Time almost up, Ravana climbs the tower
to survey Rama’s army ranged at him,
a sea of fur, teeth, claws, and seething blood
ready to dash against daybreak, or smash
the stronghold of the demon king, and save
Rama’s beloved Sita, the loyal queen.
The play is almost done, Ravana thinks,
the silly ploy to catch the girl, the sweet
talk to fool her he’s ravenous for sex,
the sub-plot to give Rama’s monkey spy
run of his private rooms—all to entice
the jealous lover to the jailor’s island.
Ravana checks his irony, relief.
He can still smell her fear when his hand clamped
over her mouth. Her voice, rejecting him,
rings in his ears a distant temple bell.
Even the monkey’s conscious courage throbs
beside the immense calm of his great heart.
And when Rama runs his sword through him,
the demon king, the kidnapper, the god-
killer, and realizes who Rama is—
Lord Vishnu, the Preserver, nothing less—
the human coming into the divine
will strum and strum the raga down the blade.
Ravana shivers slightly. That’s to come.
For now, the tower, its purpose-fitted stones
losing their strength, dissolving in the night.
Only his unshod feet can see the tower,
making a tabla of the stony air,
moving to some strange music from below,
above, around, inside his ten fierce heads,
high scholars of the holy scriptures, while
his twenty hands, that smashed the lesser gods,

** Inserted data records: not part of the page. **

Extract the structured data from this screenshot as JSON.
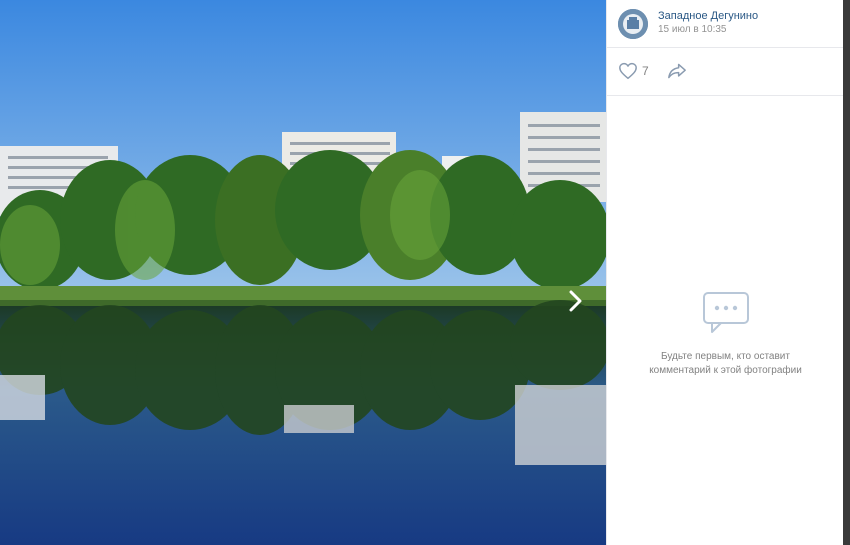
{
  "post": {
    "author": "Западное Дегунино",
    "date": "15 июл в 10:35"
  },
  "actions": {
    "likes": "7",
    "like_icon": "heart-icon",
    "share_icon": "share-icon"
  },
  "comments": {
    "empty_icon": "chat-bubble-icon",
    "empty_line1": "Будьте первым, кто оставит",
    "empty_line2": "комментарий к этой фотографии"
  },
  "photo": {
    "next_icon": "chevron-right-icon"
  },
  "colors": {
    "link": "#2a5885",
    "muted": "#828282",
    "divider": "#e7e8ec"
  }
}
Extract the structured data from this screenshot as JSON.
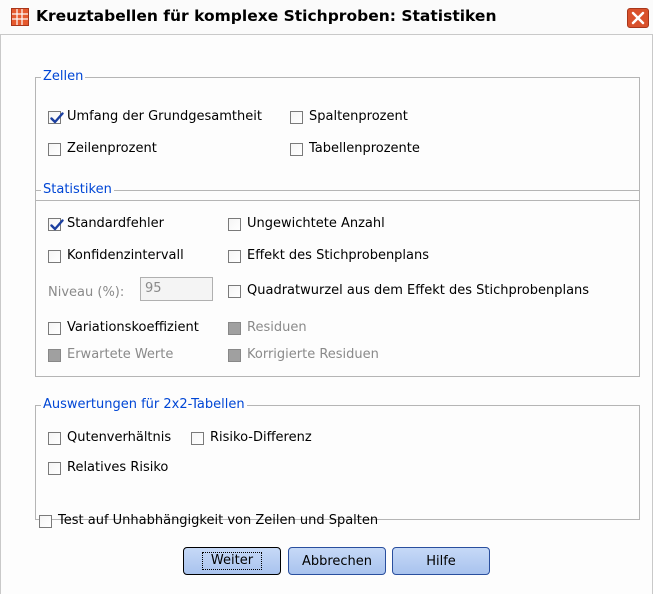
{
  "window": {
    "title": "Kreuztabellen für komplexe Stichproben: Statistiken",
    "icon": "table-icon",
    "close_icon": "close-icon"
  },
  "zellen": {
    "legend": "Zellen",
    "items": [
      {
        "label": "Umfang der Grundgesamtheit",
        "checked": true
      },
      {
        "label": "Spaltenprozent",
        "checked": false
      },
      {
        "label": "Zeilenprozent",
        "checked": false
      },
      {
        "label": "Tabellenprozente",
        "checked": false
      }
    ]
  },
  "statistiken": {
    "legend": "Statistiken",
    "standardfehler": "Standardfehler",
    "ungewichtete_anzahl": "Ungewichtete Anzahl",
    "konfidenzintervall": "Konfidenzintervall",
    "effekt": "Effekt des Stichprobenplans",
    "niveau_label": "Niveau (%):",
    "niveau_value": "95",
    "quadratwurzel": "Quadratwurzel aus dem Effekt des Stichprobenplans",
    "variationskoeffizient": "Variationskoeffizient",
    "residuen": "Residuen",
    "erwartete_werte": "Erwartete Werte",
    "korrigierte_residuen": "Korrigierte Residuen"
  },
  "auswertungen": {
    "legend": "Auswertungen für 2x2-Tabellen",
    "odds_ratio": "Qutenverhältnis",
    "risiko_differenz": "Risiko-Differenz",
    "relatives_risiko": "Relatives Risiko"
  },
  "test_unabhaengigkeit": "Test auf Unhabhängigkeit von Zeilen und Spalten",
  "buttons": {
    "weiter": "Weiter",
    "abbrechen": "Abbrechen",
    "hilfe": "Hilfe"
  },
  "colors": {
    "legend_text": "#0046d5",
    "button_fill": "#b4ccf2",
    "close_button": "#d9512c"
  }
}
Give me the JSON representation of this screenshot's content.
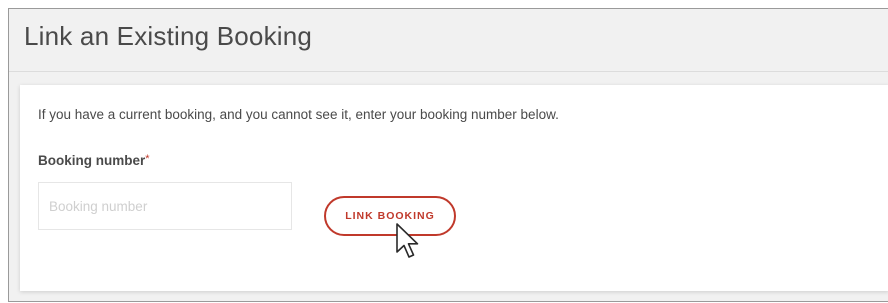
{
  "page": {
    "title": "Link an Existing Booking"
  },
  "card": {
    "intro": "If you have a current booking, and you cannot see it, enter your booking number below.",
    "field_label": "Booking number",
    "required_marker": "*",
    "input_placeholder": "Booking number",
    "input_value": "",
    "button_label": "LINK BOOKING"
  },
  "icons": {
    "cursor": "mouse-pointer-icon"
  },
  "colors": {
    "accent": "#c0392b",
    "panel_background": "#f1f1f1",
    "card_background": "#ffffff",
    "text": "#4a4a4a"
  }
}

and crumpled Indra’s dreaded thunderbolt,
open blindly like the petals of a flower
to the sun rising from beneath the sea.